networked virtual equivalent?
- What opportunities exist to make these
advances available to every business, every
organization no matter how small or no matter in
what corner of the world they operate (or in how many
corners, for that matter)?
- Microsoft and National Semiconductor are
focused on "smart objects" - making everyday items
intelligent and networked. How will this change how
we live and work? What opportunities does this
create for you and your business?
- Are you and your firm taking full advantage
of these advances in how you operate, or do you
still chain people to their desks with a metal inbox
and a black phone?
The ability to appreciate the past while envisioning a
better future will always be a critical requirement for
success in every industry. Let us know if we can help.
+=+=+Need Some Help? +=+=+
TeleChoice helps companies everyday better position their
firms and products for success, whether re-examining
fundamental business strategy or clearly communicating
unique position and value in today’s tough marketplace.
Contact us at email@example.com or visit ( http://www.telechoice.com/)
On occasion, we share with our industry
friends our views on major events and issues in telecom.
We use TeleSparks as the primary vehicle for sharing these
(usually highly opinionated) views, and we welcome your
feedback.
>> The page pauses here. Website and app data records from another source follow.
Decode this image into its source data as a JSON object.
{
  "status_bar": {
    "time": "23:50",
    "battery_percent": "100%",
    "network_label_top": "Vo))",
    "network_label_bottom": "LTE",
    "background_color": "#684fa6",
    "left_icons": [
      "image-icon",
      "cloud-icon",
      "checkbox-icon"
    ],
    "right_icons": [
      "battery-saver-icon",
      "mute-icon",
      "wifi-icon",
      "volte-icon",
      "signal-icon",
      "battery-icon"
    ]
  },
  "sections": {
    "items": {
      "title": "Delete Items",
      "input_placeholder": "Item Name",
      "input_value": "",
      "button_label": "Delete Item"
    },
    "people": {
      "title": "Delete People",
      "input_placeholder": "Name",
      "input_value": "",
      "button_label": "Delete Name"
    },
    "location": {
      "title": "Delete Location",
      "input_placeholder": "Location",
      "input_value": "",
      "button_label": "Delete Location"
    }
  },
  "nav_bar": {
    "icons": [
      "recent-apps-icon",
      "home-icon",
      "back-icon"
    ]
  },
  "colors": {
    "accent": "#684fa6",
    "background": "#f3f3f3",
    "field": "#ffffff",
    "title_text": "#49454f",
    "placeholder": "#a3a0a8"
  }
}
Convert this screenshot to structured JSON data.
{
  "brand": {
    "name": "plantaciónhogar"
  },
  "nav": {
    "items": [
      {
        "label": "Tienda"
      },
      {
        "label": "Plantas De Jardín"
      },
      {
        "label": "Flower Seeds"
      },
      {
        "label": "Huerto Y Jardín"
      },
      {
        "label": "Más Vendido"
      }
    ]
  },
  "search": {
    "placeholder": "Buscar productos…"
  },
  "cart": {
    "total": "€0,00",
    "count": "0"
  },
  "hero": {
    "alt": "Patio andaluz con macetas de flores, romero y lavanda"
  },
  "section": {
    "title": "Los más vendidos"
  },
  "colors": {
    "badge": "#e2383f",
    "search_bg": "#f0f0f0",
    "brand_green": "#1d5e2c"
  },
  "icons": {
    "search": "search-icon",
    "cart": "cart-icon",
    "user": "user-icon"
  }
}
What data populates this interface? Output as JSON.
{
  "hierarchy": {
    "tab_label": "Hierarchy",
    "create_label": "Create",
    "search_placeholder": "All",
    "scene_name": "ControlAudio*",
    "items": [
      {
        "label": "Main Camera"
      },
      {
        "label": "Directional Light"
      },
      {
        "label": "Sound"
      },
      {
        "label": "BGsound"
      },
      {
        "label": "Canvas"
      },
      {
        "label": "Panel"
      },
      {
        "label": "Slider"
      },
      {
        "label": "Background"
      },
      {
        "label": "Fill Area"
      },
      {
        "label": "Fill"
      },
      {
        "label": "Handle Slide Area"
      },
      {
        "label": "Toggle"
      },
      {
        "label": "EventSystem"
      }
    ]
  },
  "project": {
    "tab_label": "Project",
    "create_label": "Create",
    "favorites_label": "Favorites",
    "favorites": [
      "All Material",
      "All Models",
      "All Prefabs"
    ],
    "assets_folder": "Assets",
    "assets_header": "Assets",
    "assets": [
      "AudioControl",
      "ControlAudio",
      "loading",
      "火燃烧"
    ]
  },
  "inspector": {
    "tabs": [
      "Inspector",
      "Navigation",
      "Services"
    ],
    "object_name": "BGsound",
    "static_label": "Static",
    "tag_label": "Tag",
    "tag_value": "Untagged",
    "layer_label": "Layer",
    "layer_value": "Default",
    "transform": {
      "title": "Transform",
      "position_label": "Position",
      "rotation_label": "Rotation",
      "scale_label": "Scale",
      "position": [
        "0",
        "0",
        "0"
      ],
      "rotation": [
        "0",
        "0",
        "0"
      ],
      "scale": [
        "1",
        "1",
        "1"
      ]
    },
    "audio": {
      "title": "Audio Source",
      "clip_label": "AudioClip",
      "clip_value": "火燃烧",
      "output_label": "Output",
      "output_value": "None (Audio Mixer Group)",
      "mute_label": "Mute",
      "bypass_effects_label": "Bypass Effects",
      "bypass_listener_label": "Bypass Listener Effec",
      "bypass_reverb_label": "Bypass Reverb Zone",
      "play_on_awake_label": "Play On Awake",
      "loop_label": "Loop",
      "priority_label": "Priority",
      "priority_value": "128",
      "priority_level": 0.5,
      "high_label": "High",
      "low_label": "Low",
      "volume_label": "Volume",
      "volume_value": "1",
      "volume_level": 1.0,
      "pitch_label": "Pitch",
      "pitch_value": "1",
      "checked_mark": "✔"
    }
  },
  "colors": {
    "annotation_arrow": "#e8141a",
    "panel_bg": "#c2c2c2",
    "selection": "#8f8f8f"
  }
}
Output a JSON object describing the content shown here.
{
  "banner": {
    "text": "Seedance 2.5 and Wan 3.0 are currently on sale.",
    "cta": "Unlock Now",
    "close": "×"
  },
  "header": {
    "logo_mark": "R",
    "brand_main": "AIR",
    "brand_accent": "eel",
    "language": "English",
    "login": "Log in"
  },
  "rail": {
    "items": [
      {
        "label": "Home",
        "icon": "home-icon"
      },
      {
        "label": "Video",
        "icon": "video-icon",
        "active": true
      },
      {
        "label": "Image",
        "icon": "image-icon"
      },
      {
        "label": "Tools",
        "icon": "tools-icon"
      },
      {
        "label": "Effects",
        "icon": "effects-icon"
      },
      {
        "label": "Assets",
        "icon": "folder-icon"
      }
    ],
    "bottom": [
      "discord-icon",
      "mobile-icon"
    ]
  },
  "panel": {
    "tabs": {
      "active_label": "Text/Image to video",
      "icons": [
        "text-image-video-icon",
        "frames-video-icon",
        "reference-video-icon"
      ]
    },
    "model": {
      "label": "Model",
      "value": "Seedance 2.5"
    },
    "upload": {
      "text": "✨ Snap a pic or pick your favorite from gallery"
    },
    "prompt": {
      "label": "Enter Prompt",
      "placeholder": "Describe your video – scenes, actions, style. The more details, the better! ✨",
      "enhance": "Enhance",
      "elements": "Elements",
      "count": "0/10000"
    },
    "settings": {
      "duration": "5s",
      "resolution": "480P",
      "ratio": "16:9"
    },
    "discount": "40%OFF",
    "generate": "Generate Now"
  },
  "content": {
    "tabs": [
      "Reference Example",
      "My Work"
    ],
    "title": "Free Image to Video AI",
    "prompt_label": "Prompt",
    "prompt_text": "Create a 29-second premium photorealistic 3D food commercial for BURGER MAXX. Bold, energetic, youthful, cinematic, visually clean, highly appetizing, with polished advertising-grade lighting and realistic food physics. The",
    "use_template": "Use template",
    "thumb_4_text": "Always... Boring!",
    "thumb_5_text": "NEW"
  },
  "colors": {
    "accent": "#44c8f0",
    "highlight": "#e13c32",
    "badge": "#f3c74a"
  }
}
Feel free to forward these on to others, but please
copy us on the messages so we have a sense of the extent
of distribution of our views.
TeleSparks is generally authored by Russ McGuire,
TeleChoice Chief Strategy Officer, with input from others
throughout the TeleChoice organization. You may contact
Russ (firstname.lastname@example.org) or your favorite TeleChoice
contact to share your thoughts on these matters.